Imitation is Flattery
They say that imitation is the highest form of flattery. If thats true, I’d argue that parody is the surest sign of relevance. Regular reader/resident paint-slinger Clint turned our attention towards a recent YouTube upload that may indicate just how relevant Kickstarter is becoming in the mainstream.
Peek below the fold to find out more.
Earlier this week, the many hallowed Second City comedy troupe posted this video to their YouTube channel. Watch it, I’ll wait. Back? Good.
Now, there’s no need to expound on the political aspects of the clip—it’s clearly a satire of events unfolding in Syria and in American politics, and that’s really all we’ll say about that. What’s relevant within the scope of this blog is that it’s a pitch-perfect parody of the “Kickstarter video.” How about that? The Kickstarter video has a form recognizable enough to be worthy of parody. Nifty.

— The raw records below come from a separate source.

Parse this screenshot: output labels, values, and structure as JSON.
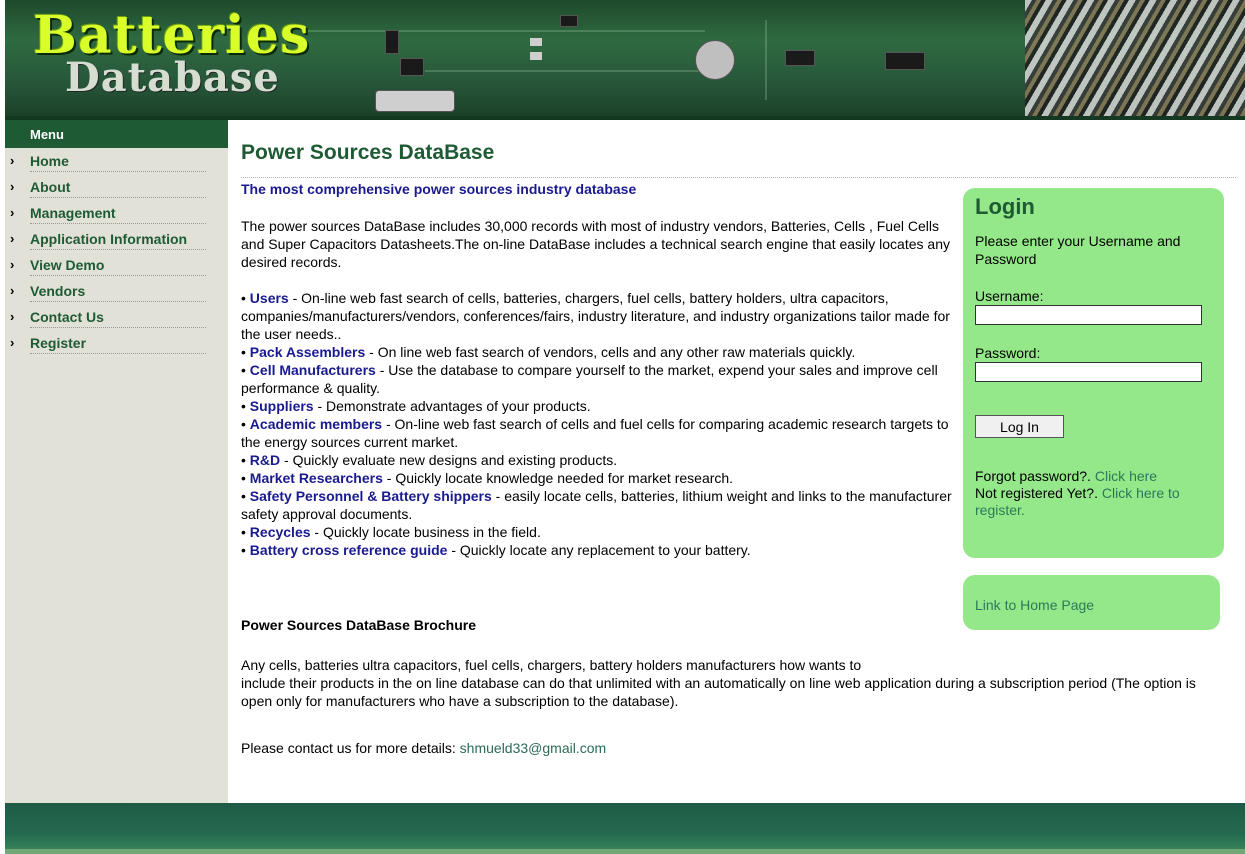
{
  "header": {
    "logo_title": "Batteries",
    "logo_subtitle": "Database"
  },
  "sidebar": {
    "title": "Menu",
    "items": [
      {
        "label": "Home"
      },
      {
        "label": "About"
      },
      {
        "label": "Management"
      },
      {
        "label": "Application Information"
      },
      {
        "label": "View Demo"
      },
      {
        "label": "Vendors"
      },
      {
        "label": "Contact Us"
      },
      {
        "label": "Register"
      }
    ]
  },
  "main": {
    "title": "Power Sources DataBase",
    "tagline": "The most comprehensive power sources industry database",
    "intro": "The  power sources DataBase includes 30,000 records with most of  industry vendors, Batteries, Cells , Fuel Cells and Super Capacitors Datasheets.The on-line DataBase includes a technical search engine that easily locates any desired records.",
    "bullets": [
      {
        "term": "Users",
        "text": " - On-line web fast search of cells, batteries, chargers, fuel cells, battery holders, ultra capacitors, companies/manufacturers/vendors, conferences/fairs, industry literature, and industry organizations tailor made for the user needs.."
      },
      {
        "term": "Pack Assemblers",
        "text": " - On line web fast search of vendors, cells and any other raw materials quickly."
      },
      {
        "term": "Cell Manufacturers",
        "text": " - Use the database to compare yourself to the market, expend your sales and improve cell performance & quality."
      },
      {
        "term": "Suppliers",
        "text": " - Demonstrate advantages of your products."
      },
      {
        "term": "Academic members",
        "text": " - On-line web fast search of cells and fuel cells for comparing academic research targets to the energy sources current market."
      },
      {
        "term": "R&D",
        "text": " - Quickly evaluate new designs and existing products."
      },
      {
        "term": "Market Researchers",
        "text": " - Quickly locate knowledge needed for market research."
      },
      {
        "term": "Safety Personnel & Battery shippers",
        "text": " - easily locate cells, batteries, lithium weight and links to the manufacturer safety approval documents."
      },
      {
        "term": "Recycles",
        "text": " - Quickly locate business in the field."
      },
      {
        "term": "Battery cross reference guide",
        "text": " - Quickly locate any replacement to your battery."
      }
    ],
    "brochure_label": "Power Sources DataBase Brochure",
    "closing_line1": "Any cells, batteries ultra capacitors, fuel cells, chargers, battery holders manufacturers how wants to",
    "closing_line2": "include their products in the on line database can do that unlimited with an automatically on line web application during a subscription period (The option is open only for manufacturers who have a subscription to the database).",
    "contact_prefix": "Please contact us for more details: ",
    "contact_email": "shmueld33@gmail.com"
  },
  "login": {
    "title": "Login",
    "instructions": "Please enter your Username and Password",
    "username_label": "Username:",
    "password_label": "Password:",
    "button_label": "Log In",
    "forgot_text": "Forgot password?. ",
    "forgot_link": "Click here",
    "register_text": "Not registered Yet?. ",
    "register_link": "Click here to register."
  },
  "home_box": {
    "link": "Link to Home Page"
  },
  "colors": {
    "brand_green": "#1e5b34",
    "panel_green": "#95e889",
    "link_blue": "#1a1a8f",
    "sidebar_bg": "#e1e1d8"
  }
}
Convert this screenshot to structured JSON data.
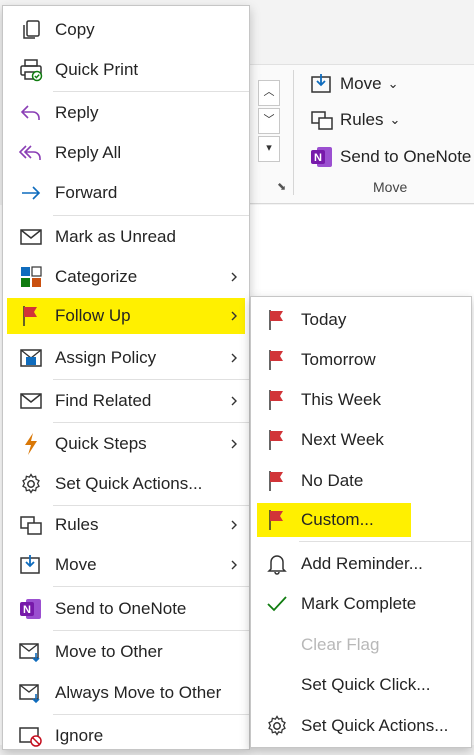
{
  "ribbon": {
    "move_label": "Move",
    "rules_label": "Rules",
    "onenote_label": "Send to OneNote",
    "group_label": "Move",
    "dropdown_glyph": "⌄"
  },
  "menu": {
    "items": [
      {
        "label": "Copy",
        "icon": "copy-icon"
      },
      {
        "label": "Quick Print",
        "icon": "quick-print-icon"
      },
      {
        "label": "Reply",
        "icon": "reply-icon"
      },
      {
        "label": "Reply All",
        "icon": "reply-all-icon"
      },
      {
        "label": "Forward",
        "icon": "forward-icon"
      },
      {
        "label": "Mark as Unread",
        "icon": "envelope-icon"
      },
      {
        "label": "Categorize",
        "icon": "categorize-icon"
      },
      {
        "label": "Follow Up",
        "icon": "flag-icon"
      },
      {
        "label": "Assign Policy",
        "icon": "policy-icon"
      },
      {
        "label": "Find Related",
        "icon": "find-related-icon"
      },
      {
        "label": "Quick Steps",
        "icon": "lightning-icon"
      },
      {
        "label": "Set Quick Actions...",
        "icon": "gear-icon"
      },
      {
        "label": "Rules",
        "icon": "rules-icon"
      },
      {
        "label": "Move",
        "icon": "move-icon"
      },
      {
        "label": "Send to OneNote",
        "icon": "onenote-icon"
      },
      {
        "label": "Move to Other",
        "icon": "move-to-other-icon"
      },
      {
        "label": "Always Move to Other",
        "icon": "always-move-icon"
      },
      {
        "label": "Ignore",
        "icon": "ignore-icon"
      }
    ]
  },
  "submenu": {
    "items": [
      {
        "label": "Today",
        "icon": "flag-icon"
      },
      {
        "label": "Tomorrow",
        "icon": "flag-icon"
      },
      {
        "label": "This Week",
        "icon": "flag-icon"
      },
      {
        "label": "Next Week",
        "icon": "flag-icon"
      },
      {
        "label": "No Date",
        "icon": "flag-icon"
      },
      {
        "label": "Custom...",
        "icon": "flag-icon"
      },
      {
        "label": "Add Reminder...",
        "icon": "bell-icon"
      },
      {
        "label": "Mark Complete",
        "icon": "checkmark-icon"
      },
      {
        "label": "Clear Flag",
        "icon": ""
      },
      {
        "label": "Set Quick Click...",
        "icon": ""
      },
      {
        "label": "Set Quick Actions...",
        "icon": "gear-icon"
      }
    ]
  },
  "colors": {
    "highlight": "#fff000",
    "flag_red": "#d13438",
    "accent_blue": "#0f6cbd",
    "onenote_purple": "#7719aa",
    "check_green": "#107c10",
    "lightning_orange": "#d97706"
  }
}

When we were first turned on to the clip a day ago, it had a few hundred thousand views. At the time of this writing it has very nearly two million. Sure, its not Gangnam Style, but those numbers ain’t small potatoes, either. What the video’s success suggests to me is that not only is the content relevant (e.g. the political satire), but that the structure is as well. That is to say, the humor is effective precisely because it’s a send up of Kickstarter video ‘genre.’

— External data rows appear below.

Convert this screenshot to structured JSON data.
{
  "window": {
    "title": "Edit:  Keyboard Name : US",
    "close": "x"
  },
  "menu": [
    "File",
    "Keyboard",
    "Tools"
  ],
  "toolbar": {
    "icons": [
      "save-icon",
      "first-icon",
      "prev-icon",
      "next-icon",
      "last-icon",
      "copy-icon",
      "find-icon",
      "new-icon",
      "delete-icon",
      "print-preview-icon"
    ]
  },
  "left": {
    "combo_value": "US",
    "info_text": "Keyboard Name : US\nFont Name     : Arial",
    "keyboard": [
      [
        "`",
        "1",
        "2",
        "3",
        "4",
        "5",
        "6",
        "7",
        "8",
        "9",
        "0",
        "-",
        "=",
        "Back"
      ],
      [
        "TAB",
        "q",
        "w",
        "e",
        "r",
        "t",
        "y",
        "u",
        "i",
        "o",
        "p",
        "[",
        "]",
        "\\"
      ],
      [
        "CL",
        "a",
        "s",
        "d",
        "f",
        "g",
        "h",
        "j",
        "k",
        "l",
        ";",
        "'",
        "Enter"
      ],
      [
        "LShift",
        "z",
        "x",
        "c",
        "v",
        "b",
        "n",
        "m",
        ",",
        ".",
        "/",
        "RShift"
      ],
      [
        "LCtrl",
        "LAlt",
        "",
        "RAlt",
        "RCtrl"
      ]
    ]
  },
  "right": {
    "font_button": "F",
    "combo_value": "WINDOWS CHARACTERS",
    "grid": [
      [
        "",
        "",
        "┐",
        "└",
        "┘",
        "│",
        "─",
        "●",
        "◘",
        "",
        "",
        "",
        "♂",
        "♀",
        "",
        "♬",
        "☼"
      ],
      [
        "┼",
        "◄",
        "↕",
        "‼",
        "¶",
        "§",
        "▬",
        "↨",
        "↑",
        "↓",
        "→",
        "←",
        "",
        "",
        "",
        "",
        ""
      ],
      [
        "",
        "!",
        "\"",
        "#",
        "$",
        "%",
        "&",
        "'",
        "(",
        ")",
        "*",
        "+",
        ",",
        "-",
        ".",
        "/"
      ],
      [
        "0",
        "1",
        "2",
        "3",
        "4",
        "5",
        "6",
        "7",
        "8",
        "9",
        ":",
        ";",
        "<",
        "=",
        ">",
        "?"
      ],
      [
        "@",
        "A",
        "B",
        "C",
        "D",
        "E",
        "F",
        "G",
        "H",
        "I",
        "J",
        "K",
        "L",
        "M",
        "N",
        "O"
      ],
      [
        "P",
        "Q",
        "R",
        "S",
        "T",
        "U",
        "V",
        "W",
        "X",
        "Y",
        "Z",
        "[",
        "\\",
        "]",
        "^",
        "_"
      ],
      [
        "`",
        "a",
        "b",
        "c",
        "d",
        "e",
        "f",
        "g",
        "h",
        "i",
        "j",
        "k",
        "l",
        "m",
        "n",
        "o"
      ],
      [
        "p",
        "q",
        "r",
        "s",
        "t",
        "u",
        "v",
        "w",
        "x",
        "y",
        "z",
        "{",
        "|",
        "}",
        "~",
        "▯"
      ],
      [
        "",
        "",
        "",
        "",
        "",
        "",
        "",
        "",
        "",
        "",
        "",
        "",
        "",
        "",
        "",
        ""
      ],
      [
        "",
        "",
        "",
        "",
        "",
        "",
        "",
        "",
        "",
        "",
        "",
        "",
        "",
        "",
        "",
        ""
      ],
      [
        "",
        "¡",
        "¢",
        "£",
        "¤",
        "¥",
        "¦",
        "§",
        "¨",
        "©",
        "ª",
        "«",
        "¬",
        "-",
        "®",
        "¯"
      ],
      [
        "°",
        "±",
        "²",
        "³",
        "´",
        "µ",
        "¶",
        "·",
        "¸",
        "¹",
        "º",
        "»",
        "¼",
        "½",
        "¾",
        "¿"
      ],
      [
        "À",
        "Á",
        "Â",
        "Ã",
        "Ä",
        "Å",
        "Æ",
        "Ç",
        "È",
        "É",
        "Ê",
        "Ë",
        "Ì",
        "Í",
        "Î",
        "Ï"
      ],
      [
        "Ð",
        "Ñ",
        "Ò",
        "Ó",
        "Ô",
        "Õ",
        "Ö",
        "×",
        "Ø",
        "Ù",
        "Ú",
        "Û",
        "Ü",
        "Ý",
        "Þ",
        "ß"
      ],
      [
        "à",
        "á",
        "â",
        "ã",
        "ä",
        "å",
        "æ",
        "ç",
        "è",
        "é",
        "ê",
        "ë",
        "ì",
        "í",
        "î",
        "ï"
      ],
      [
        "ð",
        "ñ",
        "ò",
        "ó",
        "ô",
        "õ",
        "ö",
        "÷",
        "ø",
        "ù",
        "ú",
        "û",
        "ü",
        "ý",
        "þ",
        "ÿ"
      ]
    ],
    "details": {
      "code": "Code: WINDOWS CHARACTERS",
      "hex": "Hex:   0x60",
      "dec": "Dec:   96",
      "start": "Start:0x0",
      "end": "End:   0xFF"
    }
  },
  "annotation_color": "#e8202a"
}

Why is that a big deal you ask? It’s a big deal because parody doesn’t “work” if people don’t understand what is being lampooned. That a clip leveraging the tropes common in Kickstarter videos is seeing a high level of success suggests that Kickstarter is, in itself, successful—successful in capturing mindshare beyond the Internet grognards and hipsters that have long comprised its user base (that makes me either a grognard or a hispster, doesn’t it? Damn….).

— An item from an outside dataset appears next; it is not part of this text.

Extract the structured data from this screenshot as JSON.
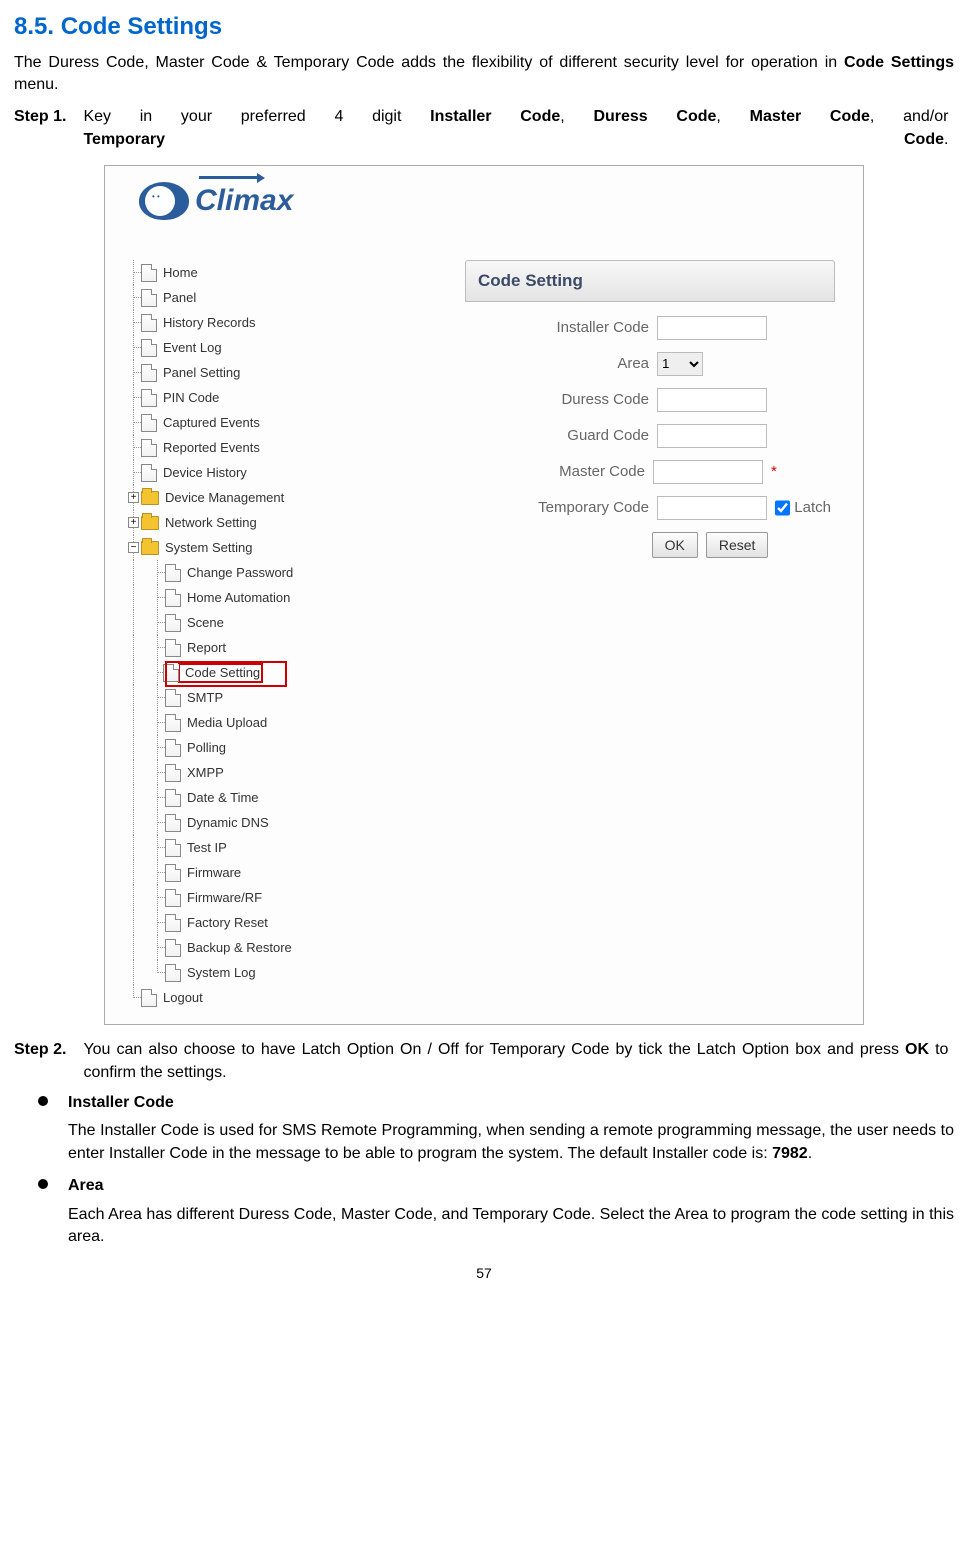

We’ve had our share of back-and-forths over whether high exposure projects have a net benefit for crowd funding, and while I’m still ostensibly against well-established creators leveraging the crowd to fund a project that is inevitably going to play into the Hollywood profit engine, I have to wonder: is this a result of Veronica Mars/Zach Braff/Spike Lee projects coming home to roost? Has crowd funding achieved a degree of accessibility that even the “norms” can grok all the subtle nuances of why its hilarious to crowd fund the apocalypse? Who’s to say? But I’ll confess: I’m staring to challenge some of my positions on “big projects.”